Data entries
--*--

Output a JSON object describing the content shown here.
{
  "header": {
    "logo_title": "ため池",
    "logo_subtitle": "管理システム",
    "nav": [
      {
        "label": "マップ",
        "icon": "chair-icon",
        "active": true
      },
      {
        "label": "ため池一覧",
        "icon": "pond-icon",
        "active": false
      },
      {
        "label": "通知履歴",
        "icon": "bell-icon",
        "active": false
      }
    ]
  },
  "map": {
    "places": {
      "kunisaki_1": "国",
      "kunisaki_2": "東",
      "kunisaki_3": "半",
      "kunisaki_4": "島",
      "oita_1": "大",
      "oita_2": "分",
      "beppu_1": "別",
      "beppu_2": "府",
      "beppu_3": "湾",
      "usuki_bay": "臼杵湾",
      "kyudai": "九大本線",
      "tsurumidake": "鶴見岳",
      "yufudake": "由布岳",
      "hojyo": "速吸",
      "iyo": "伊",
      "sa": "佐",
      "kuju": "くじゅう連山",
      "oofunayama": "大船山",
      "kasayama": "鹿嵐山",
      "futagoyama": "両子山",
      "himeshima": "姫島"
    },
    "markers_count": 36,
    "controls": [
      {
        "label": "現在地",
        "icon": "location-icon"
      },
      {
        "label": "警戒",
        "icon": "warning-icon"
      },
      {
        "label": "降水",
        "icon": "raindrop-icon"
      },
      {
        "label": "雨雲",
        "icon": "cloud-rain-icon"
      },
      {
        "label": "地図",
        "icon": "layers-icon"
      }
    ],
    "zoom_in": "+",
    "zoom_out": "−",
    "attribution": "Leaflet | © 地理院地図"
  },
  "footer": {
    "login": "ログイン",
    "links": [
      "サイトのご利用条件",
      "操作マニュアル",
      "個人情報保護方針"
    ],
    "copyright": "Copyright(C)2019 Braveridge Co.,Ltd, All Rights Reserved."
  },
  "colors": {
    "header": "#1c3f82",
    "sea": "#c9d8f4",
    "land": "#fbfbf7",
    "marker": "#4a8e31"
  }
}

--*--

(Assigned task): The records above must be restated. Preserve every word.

(Output of the task):
Output a JSON object describing the content shown here.
{
  "header": {
    "logo_title": "ため池",
    "logo_subtitle": "管理システム",
    "nav": [
      {
        "label": "マップ",
        "icon": "chair-icon",
        "active": true
      },
      {
        "label": "ため池一覧",
        "icon": "pond-icon",
        "active": false
      },
      {
        "label": "通知履歴",
        "icon": "bell-icon",
        "active": false
      }
    ]
  },
  "map": {
    "places": {
      "kunisaki_1": "国",
      "kunisaki_2": "東",
      "kunisaki_3": "半",
      "kunisaki_4": "島",
      "oita_1": "大",
      "oita_2": "分",
      "beppu_1": "別",
      "beppu_2": "府",
      "beppu_3": "湾",
      "usuki_bay": "臼杵湾",
      "kyudai": "九大本線",
      "tsurumidake": "鶴見岳",
      "yufudake": "由布岳",
      "hojyo": "速吸",
      "iyo": "伊",
      "sa": "佐",
      "kuju": "くじゅう連山",
      "oofunayama": "大船山",
      "kasayama": "鹿嵐山",
      "futagoyama": "両子山",
      "himeshima": "姫島"
    },
    "markers_count": 36,
    "controls": [
      {
        "label": "現在地",
        "icon": "location-icon"
      },
      {
        "label": "警戒",
        "icon": "warning-icon"
      },
      {
        "label": "降水",
        "icon": "raindrop-icon"
      },
      {
        "label": "雨雲",
        "icon": "cloud-rain-icon"
      },
      {
        "label": "地図",
        "icon": "layers-icon"
      }
    ],
    "zoom_in": "+",
    "zoom_out": "−",
    "attribution": "Leaflet | © 地理院地図"
  },
  "footer": {
    "login": "ログイン",
    "links": [
      "サイトのご利用条件",
      "操作マニュアル",
      "個人情報保護方針"
    ],
    "copyright": "Copyright(C)2019 Braveridge Co.,Ltd, All Rights Reserved."
  },
  "colors": {
    "header": "#1c3f82",
    "sea": "#c9d8f4",
    "land": "#fbfbf7",
    "marker": "#4a8e31"
  }
}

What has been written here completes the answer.